Your office of emergency management may be about to spend thousands, if not millions, of dollars unnecessarily.
Every year, agencies pay 10-25% non-federal cost share for their disaster response even though they could reduce that amount - for free.
Correctly documenting eligible volunteer labor donated during disasters can earn FEMA "credits" that may be deducted from your state, local, and tribal disaster bill.
Unfortunately, many agencies and organizations do not realize or are not prepared to capture all the hours offered by people anxious to help during crises.
"25% Can be a budget-buster!"
Ken Skalitzky, Former Emergency Management Director at Volunteer Florida shared:
"Emergency managers' top concern is evacuating and protecting people after an event. This is a huge mental and physical effort, and frankly, accurately capturing volunteer sign-ins is not top-of-mind at the time of an emergency."
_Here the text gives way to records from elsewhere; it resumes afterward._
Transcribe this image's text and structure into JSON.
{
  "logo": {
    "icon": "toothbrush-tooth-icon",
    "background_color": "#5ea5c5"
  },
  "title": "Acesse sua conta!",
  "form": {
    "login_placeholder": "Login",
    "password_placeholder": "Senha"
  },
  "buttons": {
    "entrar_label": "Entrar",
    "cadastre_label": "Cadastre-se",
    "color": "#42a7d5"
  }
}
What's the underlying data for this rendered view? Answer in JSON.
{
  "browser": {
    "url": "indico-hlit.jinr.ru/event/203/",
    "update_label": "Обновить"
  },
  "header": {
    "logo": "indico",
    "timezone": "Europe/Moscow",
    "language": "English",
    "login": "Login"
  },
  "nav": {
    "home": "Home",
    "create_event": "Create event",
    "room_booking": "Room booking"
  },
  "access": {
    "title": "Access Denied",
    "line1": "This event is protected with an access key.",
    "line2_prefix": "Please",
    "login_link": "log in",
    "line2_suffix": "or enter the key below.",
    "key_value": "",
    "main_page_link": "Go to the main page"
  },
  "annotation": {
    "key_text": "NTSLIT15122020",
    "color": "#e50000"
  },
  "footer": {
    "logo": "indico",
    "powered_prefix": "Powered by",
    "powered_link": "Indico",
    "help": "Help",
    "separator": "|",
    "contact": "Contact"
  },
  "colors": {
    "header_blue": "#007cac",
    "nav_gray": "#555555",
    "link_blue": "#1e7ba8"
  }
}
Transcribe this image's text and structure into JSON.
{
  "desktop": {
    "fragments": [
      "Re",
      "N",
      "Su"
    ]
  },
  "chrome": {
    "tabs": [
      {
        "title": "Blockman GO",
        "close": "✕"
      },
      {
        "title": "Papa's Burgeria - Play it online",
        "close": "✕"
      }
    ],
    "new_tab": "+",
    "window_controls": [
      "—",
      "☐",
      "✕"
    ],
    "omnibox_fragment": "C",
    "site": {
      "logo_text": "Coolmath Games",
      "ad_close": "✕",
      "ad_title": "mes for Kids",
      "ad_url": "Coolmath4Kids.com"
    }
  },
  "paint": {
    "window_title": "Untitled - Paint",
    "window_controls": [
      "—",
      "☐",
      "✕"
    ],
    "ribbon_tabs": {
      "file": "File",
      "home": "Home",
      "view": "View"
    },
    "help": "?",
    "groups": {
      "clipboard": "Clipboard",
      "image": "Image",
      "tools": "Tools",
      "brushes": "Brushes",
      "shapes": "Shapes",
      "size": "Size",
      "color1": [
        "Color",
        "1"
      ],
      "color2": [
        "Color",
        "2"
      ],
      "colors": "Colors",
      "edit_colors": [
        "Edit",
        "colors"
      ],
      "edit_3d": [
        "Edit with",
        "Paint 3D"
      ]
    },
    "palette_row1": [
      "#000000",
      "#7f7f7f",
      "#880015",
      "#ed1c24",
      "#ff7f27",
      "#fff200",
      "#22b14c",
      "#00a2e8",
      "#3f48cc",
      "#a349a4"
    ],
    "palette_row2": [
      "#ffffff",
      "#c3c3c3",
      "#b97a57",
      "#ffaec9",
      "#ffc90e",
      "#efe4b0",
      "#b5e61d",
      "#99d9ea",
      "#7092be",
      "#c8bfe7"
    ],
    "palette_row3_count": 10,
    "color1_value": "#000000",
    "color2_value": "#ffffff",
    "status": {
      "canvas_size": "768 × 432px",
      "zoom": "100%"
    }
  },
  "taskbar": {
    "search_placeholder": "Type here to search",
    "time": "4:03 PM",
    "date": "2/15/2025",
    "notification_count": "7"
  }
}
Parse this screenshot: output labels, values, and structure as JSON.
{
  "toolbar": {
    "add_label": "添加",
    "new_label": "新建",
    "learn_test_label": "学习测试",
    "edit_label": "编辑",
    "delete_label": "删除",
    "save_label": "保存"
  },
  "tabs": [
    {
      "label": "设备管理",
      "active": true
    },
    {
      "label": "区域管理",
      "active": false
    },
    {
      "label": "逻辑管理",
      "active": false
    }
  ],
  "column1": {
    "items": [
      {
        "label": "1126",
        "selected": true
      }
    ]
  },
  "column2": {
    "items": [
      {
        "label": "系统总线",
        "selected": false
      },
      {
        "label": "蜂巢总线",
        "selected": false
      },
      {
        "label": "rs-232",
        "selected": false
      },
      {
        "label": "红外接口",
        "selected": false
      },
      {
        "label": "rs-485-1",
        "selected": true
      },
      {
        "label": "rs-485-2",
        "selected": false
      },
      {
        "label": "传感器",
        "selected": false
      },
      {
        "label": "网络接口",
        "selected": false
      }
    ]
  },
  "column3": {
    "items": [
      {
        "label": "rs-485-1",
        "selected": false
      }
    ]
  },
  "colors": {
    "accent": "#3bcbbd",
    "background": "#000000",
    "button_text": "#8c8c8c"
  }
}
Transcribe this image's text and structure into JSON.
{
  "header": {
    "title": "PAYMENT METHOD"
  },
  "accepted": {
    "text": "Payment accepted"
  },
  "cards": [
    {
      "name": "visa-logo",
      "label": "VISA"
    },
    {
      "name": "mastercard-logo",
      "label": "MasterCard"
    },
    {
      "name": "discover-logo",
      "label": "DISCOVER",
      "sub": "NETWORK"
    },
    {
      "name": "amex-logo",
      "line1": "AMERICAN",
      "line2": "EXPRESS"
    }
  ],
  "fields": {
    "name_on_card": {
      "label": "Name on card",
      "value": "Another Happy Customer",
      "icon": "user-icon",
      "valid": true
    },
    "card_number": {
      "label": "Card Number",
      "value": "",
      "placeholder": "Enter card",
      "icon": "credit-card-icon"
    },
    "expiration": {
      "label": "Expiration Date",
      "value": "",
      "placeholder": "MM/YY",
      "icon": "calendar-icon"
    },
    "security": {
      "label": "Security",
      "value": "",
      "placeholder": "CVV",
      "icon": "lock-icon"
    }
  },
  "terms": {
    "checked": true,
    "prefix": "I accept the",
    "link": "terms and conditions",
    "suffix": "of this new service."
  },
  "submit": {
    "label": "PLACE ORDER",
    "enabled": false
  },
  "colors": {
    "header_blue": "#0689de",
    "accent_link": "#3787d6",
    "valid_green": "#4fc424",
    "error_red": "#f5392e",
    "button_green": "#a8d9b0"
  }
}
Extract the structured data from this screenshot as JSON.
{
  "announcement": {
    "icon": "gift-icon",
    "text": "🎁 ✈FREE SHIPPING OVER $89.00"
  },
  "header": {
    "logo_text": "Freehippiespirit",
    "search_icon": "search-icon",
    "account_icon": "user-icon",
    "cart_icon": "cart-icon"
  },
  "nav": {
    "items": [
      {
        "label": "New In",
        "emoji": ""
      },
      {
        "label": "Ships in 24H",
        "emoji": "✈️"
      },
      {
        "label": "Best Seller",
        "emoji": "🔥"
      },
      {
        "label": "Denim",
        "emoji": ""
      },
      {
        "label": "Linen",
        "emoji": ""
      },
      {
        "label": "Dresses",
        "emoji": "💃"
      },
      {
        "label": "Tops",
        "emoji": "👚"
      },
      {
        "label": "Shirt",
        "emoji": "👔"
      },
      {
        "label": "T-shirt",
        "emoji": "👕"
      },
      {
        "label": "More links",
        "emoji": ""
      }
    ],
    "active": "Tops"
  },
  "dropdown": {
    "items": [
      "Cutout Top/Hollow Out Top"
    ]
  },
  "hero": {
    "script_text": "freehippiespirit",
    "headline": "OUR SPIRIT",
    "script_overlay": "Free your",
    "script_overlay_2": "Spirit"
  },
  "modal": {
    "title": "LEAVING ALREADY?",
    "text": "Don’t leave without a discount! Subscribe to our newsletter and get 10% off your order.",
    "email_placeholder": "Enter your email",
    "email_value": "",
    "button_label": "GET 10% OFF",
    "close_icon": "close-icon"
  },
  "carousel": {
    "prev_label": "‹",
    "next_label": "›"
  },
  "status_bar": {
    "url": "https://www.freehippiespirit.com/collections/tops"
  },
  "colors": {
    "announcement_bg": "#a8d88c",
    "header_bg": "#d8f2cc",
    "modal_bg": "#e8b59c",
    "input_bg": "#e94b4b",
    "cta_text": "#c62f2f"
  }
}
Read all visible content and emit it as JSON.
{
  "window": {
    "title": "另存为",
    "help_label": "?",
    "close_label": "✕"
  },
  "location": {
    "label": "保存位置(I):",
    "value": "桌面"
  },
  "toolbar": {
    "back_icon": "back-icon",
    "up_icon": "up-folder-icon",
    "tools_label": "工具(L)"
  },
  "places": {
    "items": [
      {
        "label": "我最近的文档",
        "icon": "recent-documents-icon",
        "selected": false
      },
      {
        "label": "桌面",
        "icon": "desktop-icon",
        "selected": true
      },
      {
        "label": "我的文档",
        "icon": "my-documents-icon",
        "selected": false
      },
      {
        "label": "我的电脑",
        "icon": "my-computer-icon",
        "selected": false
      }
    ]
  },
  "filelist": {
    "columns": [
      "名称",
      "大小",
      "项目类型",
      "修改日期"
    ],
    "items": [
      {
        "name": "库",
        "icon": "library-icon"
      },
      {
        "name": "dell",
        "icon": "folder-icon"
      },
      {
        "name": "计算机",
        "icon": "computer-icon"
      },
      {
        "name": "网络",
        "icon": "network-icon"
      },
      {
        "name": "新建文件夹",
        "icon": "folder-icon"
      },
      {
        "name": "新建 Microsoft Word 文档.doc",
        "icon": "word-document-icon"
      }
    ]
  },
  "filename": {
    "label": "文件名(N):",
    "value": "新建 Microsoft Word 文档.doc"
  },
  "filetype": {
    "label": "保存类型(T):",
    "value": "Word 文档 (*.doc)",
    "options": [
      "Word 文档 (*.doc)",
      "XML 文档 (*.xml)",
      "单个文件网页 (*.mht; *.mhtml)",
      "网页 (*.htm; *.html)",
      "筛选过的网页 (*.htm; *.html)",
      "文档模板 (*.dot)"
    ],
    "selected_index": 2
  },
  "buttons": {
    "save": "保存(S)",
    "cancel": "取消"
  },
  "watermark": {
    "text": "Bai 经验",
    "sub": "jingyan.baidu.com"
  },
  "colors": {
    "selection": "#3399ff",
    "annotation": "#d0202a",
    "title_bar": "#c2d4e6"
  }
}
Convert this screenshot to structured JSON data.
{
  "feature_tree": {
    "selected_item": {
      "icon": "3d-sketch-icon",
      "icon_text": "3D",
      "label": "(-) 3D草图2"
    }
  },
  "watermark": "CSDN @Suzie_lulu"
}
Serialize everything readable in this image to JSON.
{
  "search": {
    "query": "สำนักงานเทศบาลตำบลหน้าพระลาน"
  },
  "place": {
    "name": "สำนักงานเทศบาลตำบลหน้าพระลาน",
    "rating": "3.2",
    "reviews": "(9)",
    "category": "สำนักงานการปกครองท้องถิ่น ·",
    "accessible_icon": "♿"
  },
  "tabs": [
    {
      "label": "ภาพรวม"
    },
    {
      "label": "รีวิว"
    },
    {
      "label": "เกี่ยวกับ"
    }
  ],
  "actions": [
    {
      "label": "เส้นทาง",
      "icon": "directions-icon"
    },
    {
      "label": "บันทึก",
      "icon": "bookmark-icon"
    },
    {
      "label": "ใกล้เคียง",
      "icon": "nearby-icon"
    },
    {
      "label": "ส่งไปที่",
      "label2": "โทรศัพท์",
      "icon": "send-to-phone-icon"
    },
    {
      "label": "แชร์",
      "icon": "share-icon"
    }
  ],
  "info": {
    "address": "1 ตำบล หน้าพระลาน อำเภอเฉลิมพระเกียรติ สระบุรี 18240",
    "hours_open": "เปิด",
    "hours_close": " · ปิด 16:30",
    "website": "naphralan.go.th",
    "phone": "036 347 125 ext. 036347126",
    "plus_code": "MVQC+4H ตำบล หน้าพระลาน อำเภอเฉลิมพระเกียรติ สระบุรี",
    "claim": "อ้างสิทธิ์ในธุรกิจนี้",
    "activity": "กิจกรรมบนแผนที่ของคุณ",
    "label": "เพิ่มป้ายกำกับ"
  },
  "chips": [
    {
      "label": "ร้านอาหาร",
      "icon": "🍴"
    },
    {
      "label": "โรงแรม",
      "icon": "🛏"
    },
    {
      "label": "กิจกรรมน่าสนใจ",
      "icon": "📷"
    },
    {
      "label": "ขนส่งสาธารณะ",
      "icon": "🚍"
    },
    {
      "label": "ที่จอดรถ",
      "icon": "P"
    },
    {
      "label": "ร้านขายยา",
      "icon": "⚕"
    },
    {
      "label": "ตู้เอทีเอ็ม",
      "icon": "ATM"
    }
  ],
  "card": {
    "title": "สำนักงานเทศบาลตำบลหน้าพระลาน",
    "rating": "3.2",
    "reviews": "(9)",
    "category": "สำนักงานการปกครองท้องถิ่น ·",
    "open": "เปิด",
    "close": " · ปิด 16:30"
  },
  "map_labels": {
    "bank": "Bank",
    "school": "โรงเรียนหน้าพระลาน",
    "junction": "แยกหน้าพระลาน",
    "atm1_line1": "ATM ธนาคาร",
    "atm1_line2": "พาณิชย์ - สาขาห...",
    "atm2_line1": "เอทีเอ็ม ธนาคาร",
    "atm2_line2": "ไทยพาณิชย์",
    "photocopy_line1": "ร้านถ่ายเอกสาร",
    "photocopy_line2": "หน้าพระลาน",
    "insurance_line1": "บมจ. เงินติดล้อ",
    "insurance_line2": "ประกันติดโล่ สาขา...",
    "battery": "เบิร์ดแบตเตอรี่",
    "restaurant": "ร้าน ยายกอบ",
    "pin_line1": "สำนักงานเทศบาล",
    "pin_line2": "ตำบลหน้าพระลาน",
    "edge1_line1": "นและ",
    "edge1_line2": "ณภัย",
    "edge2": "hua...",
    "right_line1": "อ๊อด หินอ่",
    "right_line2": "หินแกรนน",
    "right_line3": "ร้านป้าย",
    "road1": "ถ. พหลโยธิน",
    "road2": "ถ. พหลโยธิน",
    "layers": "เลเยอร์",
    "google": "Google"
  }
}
"The other reality is that volunteers want to help feed, shelter, and protect people, not fill out paperwork."
"Years after landfall, more than $50 billion in federal funds were provided for recovery efforts for Hurricane Irma. I estimate that the state of Florida lost out on $75M in additional off-sets due to inadequate records."
Former FEMA Administrator Craig Fugate recently explained to a Merit digital event audience that it all comes down to documenting. According to Fugate, documenting eligible volunteer hours can make the difference between community fiscal survival and breaking the budget.
Maximizing your cost-share credit is just three steps away
Let your entire team and community know how important it is to document all donated volunteer labor.
Whether you're hosting a training session for professionals or working with the general public at preparedness events, tell everyone that every hour donated during emergencies may help defray the enormous costs of disasters, including the most expensive:
rebuilding critical infrastructure
restoring necessary utilities
Make sure established volunteers in your community know that documenting their activities during emergencies is another way they can advance recovery.
share your plan to document volunteer hours verbally during all training events,
distribute signs and flyers in the community and at emergency services offices
host or share digital FEMA ICS 214 training sessions online, so people know how to complete activity forms for reimbursement.
Establishing volunteer staging areas for registration and deployment is a critical component of disaster preparedness. You can support cost recovery reporting at your volunteer centers by:
posting reminders for volunteers urging them to jot down activities during their shifts along with their location
provide, when possible, adequate space where volunteers can comfortably complete documentation
But what exactly ARE the common credit-eligible activities? FEMA lists them as:
occurrences or events such as task assignments, task completions, injuries, difficulties encountered, etc.
how relevant incident activities are progressing or any